SEC efforts to beef up financial penalties got a boost from bipartisan legislation introduced Monday in the Senate that would allow for penalties up to $10 million on money managers and other financial institutions subject to securities law.
The proposed changes, backed by Sens. Charles Grassley, R-Iowa and Jack Reed, D-R.I. — chairman of the Senate subcommittee on securities, insurance and investments — also would tie dollar amounts of penalties to the degree of harm to investors, and would allow for higher penalties for repeat offenders.
Currently, the SEC is limited by statute to a maximum penalty of $150,000 per person and $725,000 per financial institution. SEC officials would like to increase the per-violation cap to $1 million per individual and $10 million for entities, which the legislation would allow.
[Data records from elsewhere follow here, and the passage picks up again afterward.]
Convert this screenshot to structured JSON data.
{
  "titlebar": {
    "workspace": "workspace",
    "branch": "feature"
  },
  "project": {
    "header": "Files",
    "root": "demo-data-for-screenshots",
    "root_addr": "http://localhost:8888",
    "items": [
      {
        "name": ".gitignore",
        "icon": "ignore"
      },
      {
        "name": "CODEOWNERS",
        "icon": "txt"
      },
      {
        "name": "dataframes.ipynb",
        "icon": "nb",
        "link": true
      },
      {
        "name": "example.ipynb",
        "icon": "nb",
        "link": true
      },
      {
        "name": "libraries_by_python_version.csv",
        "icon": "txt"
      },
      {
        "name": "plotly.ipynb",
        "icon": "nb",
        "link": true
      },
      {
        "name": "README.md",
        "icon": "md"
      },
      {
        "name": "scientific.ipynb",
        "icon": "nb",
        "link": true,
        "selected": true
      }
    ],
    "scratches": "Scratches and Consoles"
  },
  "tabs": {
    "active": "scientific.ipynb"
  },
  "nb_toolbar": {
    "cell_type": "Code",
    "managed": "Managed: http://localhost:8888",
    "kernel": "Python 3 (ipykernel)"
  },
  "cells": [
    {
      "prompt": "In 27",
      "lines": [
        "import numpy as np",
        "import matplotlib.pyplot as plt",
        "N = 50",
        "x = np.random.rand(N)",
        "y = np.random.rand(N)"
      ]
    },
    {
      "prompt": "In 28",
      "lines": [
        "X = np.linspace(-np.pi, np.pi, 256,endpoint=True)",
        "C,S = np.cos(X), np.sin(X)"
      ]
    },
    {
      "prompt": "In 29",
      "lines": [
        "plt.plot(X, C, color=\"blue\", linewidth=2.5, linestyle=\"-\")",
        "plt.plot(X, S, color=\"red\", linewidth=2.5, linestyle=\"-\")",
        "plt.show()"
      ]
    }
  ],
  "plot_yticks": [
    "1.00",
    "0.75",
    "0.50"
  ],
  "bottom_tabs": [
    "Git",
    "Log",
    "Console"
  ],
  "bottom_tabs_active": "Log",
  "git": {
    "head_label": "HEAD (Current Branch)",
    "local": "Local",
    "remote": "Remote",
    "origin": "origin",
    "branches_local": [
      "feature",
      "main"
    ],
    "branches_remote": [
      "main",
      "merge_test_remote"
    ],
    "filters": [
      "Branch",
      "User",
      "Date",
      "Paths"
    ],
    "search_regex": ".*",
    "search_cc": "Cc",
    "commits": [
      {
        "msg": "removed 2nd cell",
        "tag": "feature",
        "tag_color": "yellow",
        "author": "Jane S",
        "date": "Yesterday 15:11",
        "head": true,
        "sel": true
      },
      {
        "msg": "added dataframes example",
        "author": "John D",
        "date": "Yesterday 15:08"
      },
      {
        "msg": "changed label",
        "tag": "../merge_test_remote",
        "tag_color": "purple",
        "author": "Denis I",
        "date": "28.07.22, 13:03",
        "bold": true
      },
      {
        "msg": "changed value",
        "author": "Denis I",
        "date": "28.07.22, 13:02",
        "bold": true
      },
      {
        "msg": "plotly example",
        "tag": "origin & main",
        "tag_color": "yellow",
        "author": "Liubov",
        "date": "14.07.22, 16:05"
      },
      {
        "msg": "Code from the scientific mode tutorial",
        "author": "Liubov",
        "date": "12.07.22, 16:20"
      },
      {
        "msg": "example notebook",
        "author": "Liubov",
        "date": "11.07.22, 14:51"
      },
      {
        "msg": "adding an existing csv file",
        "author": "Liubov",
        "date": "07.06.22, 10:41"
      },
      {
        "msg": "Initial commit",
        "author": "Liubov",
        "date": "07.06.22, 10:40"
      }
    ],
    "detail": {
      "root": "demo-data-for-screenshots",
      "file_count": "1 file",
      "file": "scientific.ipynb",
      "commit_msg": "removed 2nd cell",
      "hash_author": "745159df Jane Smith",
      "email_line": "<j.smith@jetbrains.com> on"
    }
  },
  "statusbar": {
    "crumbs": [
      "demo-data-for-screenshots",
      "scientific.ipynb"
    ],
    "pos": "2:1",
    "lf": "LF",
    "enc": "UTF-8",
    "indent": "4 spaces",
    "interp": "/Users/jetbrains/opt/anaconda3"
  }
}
They also want authority to base penalties on the amount of investor losses and the ability to charge penalties triple the amount of the gains.
In fiscal year 2011, the SEC filed a record 735 enforcement actions and ordered $2.8 billion in penalties and disgorgement.
In a letter last November to Mr. Reed offering suggestions for the penalty changes, SEC Chairman Mary Schapiro wrote that “the appropriate deterrent effect is limited in many circumstances,” while higher penalties would “substantially raise the financial stakes for securities law recidivists.”
The legislation has not been scheduled for further action, and investment industry groups declined to comment until they reviewed the proposal.